Hospital staff members are exposed to thousands of alarms each year going off in patient's rooms. A study at Johns Hopkins Hospital showed that hospital staff experience 350 alarms per day per bed. Medical staff can easily become desensitized to the constant alarms, which can expose patients to harm. Medical staff can turn the alarms off or down without really checking to make sure the patient is alright.
Hospitals are looking at ways to reduce the false alarms for patients so that when there is a real emergency, it is dealt with in a timely and effective manner. If a patient believes they suffered a worsened condition because of medical staff failing to properly monitor their condition, they may want to speak with an attorney who has experience in medical malpractice. An attorney can review medical records and determine what happened to cause the injury.

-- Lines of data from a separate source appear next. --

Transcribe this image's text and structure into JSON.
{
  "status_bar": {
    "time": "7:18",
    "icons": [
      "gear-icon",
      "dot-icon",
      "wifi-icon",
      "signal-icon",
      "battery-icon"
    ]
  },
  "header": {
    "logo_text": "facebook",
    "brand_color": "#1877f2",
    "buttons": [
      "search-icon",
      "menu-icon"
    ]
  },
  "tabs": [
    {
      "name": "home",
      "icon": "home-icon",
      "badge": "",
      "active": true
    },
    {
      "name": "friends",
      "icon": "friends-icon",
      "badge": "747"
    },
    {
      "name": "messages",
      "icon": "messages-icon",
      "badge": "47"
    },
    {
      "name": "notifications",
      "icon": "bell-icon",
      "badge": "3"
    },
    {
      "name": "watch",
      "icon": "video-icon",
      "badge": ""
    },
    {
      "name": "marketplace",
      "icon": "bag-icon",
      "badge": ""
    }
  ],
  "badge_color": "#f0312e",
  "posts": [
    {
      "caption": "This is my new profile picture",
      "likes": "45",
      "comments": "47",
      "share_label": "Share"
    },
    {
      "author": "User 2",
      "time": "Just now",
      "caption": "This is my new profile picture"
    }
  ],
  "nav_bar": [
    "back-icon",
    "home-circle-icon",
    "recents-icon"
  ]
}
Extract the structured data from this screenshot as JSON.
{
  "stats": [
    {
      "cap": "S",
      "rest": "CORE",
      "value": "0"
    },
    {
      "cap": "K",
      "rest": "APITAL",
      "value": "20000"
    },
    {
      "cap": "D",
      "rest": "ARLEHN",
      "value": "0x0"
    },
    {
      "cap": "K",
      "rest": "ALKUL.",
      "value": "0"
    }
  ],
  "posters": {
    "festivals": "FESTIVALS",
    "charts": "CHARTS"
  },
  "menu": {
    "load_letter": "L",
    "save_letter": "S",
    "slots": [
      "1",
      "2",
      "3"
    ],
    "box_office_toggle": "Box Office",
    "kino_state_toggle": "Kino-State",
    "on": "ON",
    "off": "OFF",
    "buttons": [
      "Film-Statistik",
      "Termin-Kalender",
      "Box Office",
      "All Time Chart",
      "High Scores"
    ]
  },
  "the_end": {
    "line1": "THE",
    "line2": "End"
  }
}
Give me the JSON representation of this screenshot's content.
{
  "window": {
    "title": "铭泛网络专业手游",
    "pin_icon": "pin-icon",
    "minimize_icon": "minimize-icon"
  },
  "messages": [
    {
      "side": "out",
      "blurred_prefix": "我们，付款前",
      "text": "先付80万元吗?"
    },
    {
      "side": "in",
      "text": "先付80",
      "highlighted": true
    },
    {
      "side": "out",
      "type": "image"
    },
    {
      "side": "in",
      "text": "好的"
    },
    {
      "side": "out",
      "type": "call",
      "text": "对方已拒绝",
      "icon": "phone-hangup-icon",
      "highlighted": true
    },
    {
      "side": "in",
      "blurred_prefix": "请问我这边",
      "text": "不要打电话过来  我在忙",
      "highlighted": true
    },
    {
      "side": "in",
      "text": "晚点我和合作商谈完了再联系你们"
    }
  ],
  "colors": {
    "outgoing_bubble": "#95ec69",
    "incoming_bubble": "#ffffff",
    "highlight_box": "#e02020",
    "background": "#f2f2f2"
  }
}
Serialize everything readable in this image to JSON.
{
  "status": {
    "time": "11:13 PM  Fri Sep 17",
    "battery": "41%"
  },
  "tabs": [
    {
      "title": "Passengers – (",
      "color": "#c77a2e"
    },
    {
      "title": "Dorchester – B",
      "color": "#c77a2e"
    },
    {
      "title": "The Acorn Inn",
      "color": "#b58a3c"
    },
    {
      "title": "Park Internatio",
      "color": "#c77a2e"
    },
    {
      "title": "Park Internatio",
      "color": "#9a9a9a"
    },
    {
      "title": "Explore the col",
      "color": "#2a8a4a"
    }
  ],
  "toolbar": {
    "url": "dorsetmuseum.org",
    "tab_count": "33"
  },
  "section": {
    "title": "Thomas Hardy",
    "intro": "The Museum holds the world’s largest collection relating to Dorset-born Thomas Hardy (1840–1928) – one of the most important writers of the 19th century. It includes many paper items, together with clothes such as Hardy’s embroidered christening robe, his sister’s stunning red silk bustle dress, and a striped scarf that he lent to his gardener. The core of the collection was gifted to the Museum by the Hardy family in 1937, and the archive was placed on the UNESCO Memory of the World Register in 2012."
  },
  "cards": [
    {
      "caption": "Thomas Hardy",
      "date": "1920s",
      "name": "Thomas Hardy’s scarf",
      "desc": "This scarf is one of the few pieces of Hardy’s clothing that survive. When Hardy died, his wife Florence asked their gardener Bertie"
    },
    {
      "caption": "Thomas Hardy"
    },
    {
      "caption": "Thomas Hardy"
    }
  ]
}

Although medical providers may face a barrage of alarms each day in the hospital it is important that they respond properly to all of them. Patients can face serious injuries if their medical condition is not addressed promptly.
Source: fiercehealthcare.com, "Hospitals rank alarm fatigue as top patient safety concern", Ilene MacDonald, Accessed on March 31, 2014